The structure – New York-based architectural firm Ennead Architects received the commission of the museum after winning an international competition in 2014 – sports a curve-centric design language that reflects the celestial bodies up above (while making for a rather pretty building).
Says Thomas Wong, lead designer and partner for the project in a press release: “When designing the Shanghai Astronomy Museum, we wanted to create a physical space that made clear the astronomical truths that make our existence on this planet possible.”
He wants to help guests understand “how truly exceptional the life-supporting aspects of Earth are when compared to the turbulent realities elsewhere in the galaxy.”
The Shanghai Astronomy Museum’s massive acreage will be divvied up amongst exhibition halls, a planetarium, an observatory, an education and research centre and a 24-metre-tall solar telescope.
Programming at the museum will predominantly revolve around educating visitors (reinvigorating the Lingang area of Shanghai with a major cultural attraction) while showing off artefacts and instruments of space exploration. After all, the museum is an offshoot of the Shanghai Science and Technology Museum, so it’s only proper to pay one’s dues to the technological capabilities of China’s burgeoning space programme.
Not to be missed, each of the building’s three main showpieces, dubbed the Oculus, the Sphere and the Inverted Dome. These don’t just act as landmarks for when it’s time to regather the family. The showpieces track vital celestial bodies – namely, the Sun, Moon and stars respectively – in motion.
The Oculus (pictured below), for instance, tracks the relative position of our galaxy’s star vis-à-vis Earth across the seasons. A full-circle tracks across the museum’s entry plaza, finally aligning with a circular platform at noon on the summer solstice (the longest day in the year).
The planetarium theatre is housed within the Sphere, itself emerging as though weightless from its position in the lower museum wing (the Sphere is actually embedded in the roof).

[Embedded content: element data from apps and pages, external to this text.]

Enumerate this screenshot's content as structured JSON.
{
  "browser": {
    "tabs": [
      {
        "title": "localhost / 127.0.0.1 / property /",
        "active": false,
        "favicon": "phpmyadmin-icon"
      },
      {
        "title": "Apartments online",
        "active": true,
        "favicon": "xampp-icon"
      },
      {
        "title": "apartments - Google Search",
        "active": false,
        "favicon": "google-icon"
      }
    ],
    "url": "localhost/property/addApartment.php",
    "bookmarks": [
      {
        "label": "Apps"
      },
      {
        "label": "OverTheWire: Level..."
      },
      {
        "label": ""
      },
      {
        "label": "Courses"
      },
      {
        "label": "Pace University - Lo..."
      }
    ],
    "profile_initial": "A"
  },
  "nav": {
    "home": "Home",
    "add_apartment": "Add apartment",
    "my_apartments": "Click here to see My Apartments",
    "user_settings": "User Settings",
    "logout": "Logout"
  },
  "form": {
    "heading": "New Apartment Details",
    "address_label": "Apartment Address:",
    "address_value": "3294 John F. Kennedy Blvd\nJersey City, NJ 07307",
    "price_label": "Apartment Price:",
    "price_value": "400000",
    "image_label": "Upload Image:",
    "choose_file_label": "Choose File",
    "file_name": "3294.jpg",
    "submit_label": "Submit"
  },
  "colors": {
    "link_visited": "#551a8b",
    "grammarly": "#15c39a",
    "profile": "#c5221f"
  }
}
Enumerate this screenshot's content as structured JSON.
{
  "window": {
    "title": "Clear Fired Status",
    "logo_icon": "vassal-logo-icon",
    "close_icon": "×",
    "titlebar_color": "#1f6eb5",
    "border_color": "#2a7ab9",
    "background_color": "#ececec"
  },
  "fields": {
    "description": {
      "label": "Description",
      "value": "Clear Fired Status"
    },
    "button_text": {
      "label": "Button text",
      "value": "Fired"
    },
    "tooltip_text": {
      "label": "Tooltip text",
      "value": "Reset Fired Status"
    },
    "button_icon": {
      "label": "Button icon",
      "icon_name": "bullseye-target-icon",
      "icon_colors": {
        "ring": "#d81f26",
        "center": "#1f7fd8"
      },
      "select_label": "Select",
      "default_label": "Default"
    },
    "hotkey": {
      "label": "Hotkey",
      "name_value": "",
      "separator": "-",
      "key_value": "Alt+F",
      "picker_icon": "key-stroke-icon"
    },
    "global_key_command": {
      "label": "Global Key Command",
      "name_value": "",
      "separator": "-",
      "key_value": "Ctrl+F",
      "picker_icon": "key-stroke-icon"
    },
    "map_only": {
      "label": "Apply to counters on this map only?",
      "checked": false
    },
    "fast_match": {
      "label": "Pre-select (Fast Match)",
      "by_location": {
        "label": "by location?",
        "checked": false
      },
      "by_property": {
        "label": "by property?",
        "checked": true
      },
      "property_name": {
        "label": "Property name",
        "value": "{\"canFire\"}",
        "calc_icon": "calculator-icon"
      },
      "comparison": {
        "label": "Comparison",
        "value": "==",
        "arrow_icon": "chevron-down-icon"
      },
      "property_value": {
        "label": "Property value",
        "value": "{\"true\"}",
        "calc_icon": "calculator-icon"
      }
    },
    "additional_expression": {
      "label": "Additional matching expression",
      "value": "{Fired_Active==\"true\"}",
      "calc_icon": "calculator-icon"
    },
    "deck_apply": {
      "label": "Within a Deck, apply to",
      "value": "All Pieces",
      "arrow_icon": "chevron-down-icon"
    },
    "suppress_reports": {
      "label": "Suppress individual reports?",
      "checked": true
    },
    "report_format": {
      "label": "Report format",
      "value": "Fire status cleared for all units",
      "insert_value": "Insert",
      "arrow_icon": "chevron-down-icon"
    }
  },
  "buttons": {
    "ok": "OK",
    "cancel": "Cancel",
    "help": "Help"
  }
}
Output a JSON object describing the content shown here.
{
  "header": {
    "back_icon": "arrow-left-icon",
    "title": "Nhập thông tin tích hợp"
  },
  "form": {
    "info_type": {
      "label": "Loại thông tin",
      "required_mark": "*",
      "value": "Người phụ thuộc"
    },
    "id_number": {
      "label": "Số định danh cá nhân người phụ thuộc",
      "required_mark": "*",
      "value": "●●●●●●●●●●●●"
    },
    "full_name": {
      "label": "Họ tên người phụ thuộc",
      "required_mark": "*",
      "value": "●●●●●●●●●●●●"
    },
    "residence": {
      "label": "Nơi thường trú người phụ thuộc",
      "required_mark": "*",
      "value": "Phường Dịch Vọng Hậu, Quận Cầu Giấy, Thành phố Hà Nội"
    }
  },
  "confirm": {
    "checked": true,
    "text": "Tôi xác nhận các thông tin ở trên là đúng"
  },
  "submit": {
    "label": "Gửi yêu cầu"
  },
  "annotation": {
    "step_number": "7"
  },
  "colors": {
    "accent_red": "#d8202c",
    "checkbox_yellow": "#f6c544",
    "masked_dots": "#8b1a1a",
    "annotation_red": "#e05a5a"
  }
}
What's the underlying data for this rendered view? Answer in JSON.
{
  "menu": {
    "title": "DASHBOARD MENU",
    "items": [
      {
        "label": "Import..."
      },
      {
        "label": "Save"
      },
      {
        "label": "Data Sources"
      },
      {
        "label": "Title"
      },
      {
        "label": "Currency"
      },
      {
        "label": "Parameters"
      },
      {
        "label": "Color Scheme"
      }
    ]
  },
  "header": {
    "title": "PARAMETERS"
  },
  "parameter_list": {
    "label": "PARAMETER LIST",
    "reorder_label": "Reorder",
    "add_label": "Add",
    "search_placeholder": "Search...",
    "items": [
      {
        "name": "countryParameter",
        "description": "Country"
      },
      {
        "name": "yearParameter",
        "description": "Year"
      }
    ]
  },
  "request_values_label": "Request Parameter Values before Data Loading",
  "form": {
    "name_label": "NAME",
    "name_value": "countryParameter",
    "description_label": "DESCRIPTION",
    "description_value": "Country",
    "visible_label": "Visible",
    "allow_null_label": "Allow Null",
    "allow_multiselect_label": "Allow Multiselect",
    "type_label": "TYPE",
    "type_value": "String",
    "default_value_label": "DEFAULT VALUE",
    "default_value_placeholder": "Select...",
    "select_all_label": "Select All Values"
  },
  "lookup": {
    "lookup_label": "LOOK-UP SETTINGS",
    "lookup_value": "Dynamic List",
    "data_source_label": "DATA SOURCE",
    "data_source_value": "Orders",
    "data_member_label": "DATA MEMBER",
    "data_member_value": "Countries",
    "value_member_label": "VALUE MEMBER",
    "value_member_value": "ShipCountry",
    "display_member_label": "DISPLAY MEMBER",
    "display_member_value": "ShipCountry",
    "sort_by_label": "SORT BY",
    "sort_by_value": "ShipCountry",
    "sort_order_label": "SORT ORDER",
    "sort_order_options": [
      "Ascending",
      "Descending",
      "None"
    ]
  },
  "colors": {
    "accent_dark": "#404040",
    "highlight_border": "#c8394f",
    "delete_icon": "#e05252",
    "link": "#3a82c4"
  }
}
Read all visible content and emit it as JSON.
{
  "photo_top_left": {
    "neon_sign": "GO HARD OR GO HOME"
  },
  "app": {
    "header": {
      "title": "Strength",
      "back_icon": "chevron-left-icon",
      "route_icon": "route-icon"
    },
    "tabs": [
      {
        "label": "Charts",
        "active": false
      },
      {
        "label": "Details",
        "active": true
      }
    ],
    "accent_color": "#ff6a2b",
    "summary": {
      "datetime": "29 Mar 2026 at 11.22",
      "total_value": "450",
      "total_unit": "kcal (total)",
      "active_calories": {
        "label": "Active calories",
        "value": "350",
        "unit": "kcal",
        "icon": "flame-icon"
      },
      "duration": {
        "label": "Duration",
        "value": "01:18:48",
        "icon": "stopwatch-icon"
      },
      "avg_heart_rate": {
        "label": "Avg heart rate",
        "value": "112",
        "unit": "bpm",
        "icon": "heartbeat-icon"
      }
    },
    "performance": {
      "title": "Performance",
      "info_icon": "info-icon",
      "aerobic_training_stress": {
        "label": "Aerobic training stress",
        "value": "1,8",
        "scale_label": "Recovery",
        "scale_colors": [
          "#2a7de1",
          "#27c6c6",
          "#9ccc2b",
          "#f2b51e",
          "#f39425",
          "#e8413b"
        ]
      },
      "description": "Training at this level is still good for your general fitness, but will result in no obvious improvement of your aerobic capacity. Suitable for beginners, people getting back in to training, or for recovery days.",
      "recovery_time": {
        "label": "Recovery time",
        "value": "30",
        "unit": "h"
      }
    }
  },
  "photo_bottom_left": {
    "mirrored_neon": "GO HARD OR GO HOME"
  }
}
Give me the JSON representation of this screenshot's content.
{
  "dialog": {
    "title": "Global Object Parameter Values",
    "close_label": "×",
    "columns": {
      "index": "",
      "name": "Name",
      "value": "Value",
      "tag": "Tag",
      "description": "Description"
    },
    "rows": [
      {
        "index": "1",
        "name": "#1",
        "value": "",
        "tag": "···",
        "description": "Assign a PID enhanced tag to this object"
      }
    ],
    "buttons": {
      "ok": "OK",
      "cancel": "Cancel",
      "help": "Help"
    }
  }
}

Finally, the central atrium of the building, referred to as the Inverted Dome, provides visitors with an excellent view of the stars in the night sky above. A spiralling ramp beneath the dome leads the eye domewards while providing a path for guests to the various exhibits.
Wong continues: “I hope the Shanghai Astronomy Museum will remind visitors of a shared universal perspective: where we humans sit in relation to the existence of all things both near and impossibly distant.”
This article first appeared in The Peak Singapore.